As the saying goes, if you want something done right, do it yourself. More and more this is applying to creatives. We now live in a time when we can forge our own ways through the fire, we don’t have to wait for the approval of the powers at be. The realization that we can green light our own stories means that not only are there a plethora of projects for everyone, but also that these stories are more intimate than before. The films of Blayne Weaver fall into this category, with Cut to the Chase being just the latest one.
Cut to the Chase is a film about a brother who will go to the ends of the earth to save his sister from the mistakes of his past. It’s a film about family and unconditional love, and sometimes how those relationships are the hardest to keep strong. For this film, Weaver used elements that he was connected with to create the heart of this story, a connection with a fellow actor and his home town. This may not be his most personal film, but it’s hard not to deny the present elements of the concept.
In all of his works, Weaver has not only written and directed them, but he’s also starred in them as well. There is a consistency that flows through each film, forming a strong bond between the space that lives off screen as well as the world on screen. The role of writer-director came from a natural progression through his experience as an actor.
There are many times actors get pigeonholed in a character, causing an opportunity for something fresh to be few and far between. Weaver’s solution was to create his own challenging roles, the first being the script Manic. The experience on this particular film eventually lead to his eventual role of director.
“The experience on that film (Manic) was very intense and the director and I would often clash. I decided that the director's chair was where I wanted to be,” Weaver says. “I sold the house I had bought from acting and financed my first feature where I played the third lead. It felt natural to me and fulfilled me. I've gone back to that formula again and again.”
This also offers the opportunity of creating work for fellow creatives. There is the ability to choose people and locations that we want to explore working with or revolve a story around. For Weaver regarding Cut to the Chase, that meant writing roles for actor friends and shooting in his hometown of Shreveport.
Weaver had worked with Erin Cahill when she had a small part in 6 Month Rule, and they formed a great bond. He decided to create a script that utilized their great chemistry, where they would be siblings, and continued to put the pieces together for his next film.
“I had been carrying around that idea (Cut to the Chase) for years and this was the perfect opportunity to tell that story. I made a list of my assets in Shreveport: Locations, actors and support crew... And I started writing,” Weaver says. “I wrote specifically for the great actors I know. When we got to Louisiana and did the read-through, I did another pass on the script. These parts are really tailor made for the actors portraying them.”
The story was heavily influenced from his respect and familiarity of Shreveport.
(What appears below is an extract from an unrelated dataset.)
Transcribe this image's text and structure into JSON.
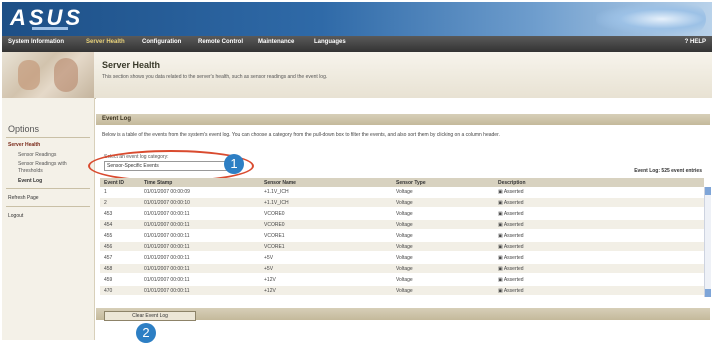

The film captures the essence of the city, the multiple facets of life in a big city, and never hides the areas of darkness so often prevalent in a city of this stature.
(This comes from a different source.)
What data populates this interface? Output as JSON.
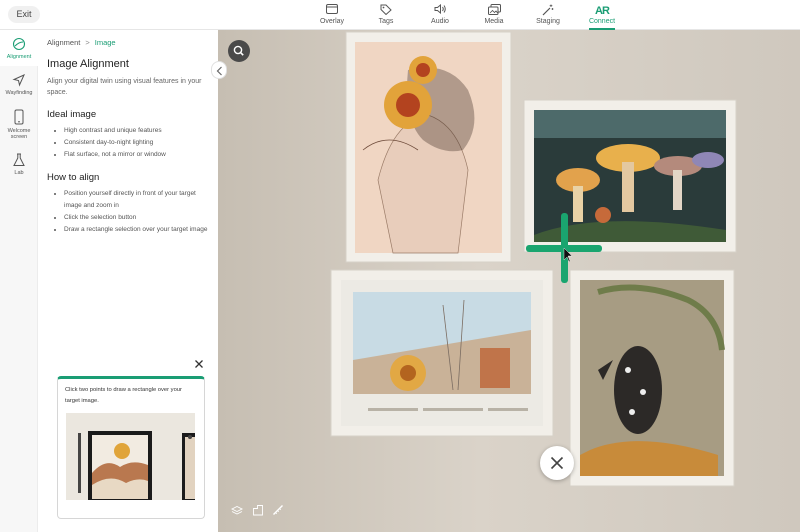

“Shreveport is my home town and I set out to write a script specifically around that area of the country. Every character and location is distinctly part of that world,” Weaver adds.
This continued journey through creating your own stories has lead to the newest film, an action thriller. Part of the reason Weaver felt comfortable in taking the leap was because our technologies have advanced along with the creative minds of our filmmakers. Nothing is off limits, and doors are opening at an extraordinary speed.
“Now with these amazing and affordable cameras and lights we can stretch our dollar further. We can do digital effects on a home computer and shoot an action sequence dozens of times to get it right,” Weaver adds. “I love all genres of movies and it's amazing that in the time we live in I have the opportunity to vary the kind of work I'm doing without having to raise millions of dollars.”
Cut to the Chase may be a new film genre for Weaver, but it’s one that has been a part of film history for generations. One so rich in techniques can sometimes be hard to navigate in the new world of film. Some might find that challenging, and run from films of the past. For Weaver, however, he was fearless in his exploration of the genre. He used techniques that have been proven to work and mixed them with his fresh story ideas, creating a film all of his own.
“I love this genre and we weren't afraid to rely on its familiar devices. We used the structure and dialogue style of a hard boiled detective film and I also like the hero being the least-bad bad guy out of a group of bad guys,” Weaver says. “But, that being said, I think the Shreveport setting, the sibling relationship, and Max's own growth are things that make the film a stand-out.”
The inspiration he found for taking the path down this new type of film wasn’t limited to the techniques of the past, but from the future of filmmakers. People like Paul Osborne and Zak Forsman provided context of great films shot on a small budget, proving that anything is possible.
This quality over quantity approach has not only found it’s way into his new film, but into Weaver’s filmography as a whole. He has never collapsed under the pressure (or lack of opportunity) issued by others, but instead he forged his own path telling the stories he was passionate about. He himself has become an inspiration to the next generation of filmmakers, proving that heart can smash financial institutions everywhere.
Cut to the Chase is currently available on VOD.
Written by Lisa Mejia
Images provided by Cinematic Red